Dr. Pan Guang is vice chairman and professor of the Shanghai Center for International Studies at the Shanghai Academy of Social Sciences, director of the Shanghai Cooperation Organization (SCO) Studies Center, dean of the Center of Jewish Studies Shanghai, and vice president of the Chinese Association of Middle East Studies. He researches and lectures widely on international relations, the Middle East, and Jewish studies and has published numerous books and articles including, “SCO and China’s Role in the War on Terrorism,” “China’s Success in the Middle East,” and “China’s Energy Strategy and Primary Role of the Middle East in This Strategy.” Guang is an international council member of the Asia Society, a senior advisor of the China-Eurasia Forum, and senior advisor on anti-terror affairs to the Shanghai Municipality and the Ministry of Public Security of the People’s Republic of China. He was nominated by UN Secretary-General Kofi Annan as a member of the High-Level Group for the UN Alliance of Civilizations (AoC) in 2005, and appointed as Ambassador of the AoC in 2008.
Vice President for Policy and Research, The Middle East Institute

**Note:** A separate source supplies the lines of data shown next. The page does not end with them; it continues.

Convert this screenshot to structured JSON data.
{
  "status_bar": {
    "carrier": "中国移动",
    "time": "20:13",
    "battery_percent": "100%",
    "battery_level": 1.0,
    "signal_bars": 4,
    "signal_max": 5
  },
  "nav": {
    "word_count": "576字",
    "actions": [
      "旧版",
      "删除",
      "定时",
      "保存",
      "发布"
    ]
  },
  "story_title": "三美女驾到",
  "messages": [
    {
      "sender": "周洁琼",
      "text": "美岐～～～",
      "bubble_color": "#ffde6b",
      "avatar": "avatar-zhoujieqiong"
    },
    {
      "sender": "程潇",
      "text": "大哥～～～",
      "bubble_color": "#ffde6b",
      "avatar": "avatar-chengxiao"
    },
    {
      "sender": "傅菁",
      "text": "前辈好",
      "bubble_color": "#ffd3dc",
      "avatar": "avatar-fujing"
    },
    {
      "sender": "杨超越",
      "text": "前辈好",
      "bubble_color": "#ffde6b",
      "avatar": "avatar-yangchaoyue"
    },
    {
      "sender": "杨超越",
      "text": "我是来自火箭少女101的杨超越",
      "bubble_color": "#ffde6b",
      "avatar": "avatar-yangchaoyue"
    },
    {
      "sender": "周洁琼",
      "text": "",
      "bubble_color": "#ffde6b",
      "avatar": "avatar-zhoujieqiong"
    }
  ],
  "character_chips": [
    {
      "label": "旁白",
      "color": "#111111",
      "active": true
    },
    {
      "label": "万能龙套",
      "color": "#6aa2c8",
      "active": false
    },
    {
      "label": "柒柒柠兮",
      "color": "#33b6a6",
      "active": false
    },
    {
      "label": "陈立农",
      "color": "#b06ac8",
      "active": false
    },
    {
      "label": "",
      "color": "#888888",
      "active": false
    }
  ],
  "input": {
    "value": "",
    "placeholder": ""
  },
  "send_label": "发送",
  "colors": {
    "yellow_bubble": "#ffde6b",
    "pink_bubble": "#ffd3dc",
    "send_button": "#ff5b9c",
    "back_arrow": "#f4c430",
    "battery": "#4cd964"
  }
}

Paul Salem is vice president for policy and research at The Middle East Institute. He focuses on issues of political change, democratic transition, and conflict, with a regional emphasis on the countries of the Levant and Egypt. Salem writes regularly in the Arab and Western press and is the author of a number of books and reports on the Middle East, including Broken Orders: The Causes and Consequences of the Arab Uprisings (Beirut: Dar Annahar, in Arabic, 2013) and Iraq's Tangled Foreign Relations (Beirut: Carnegie Middle East Center Report, December 2013). Prior to joining MEI, Salem was the founding director of the Carnegie Middle East Center in Beirut between 2006 and 2013.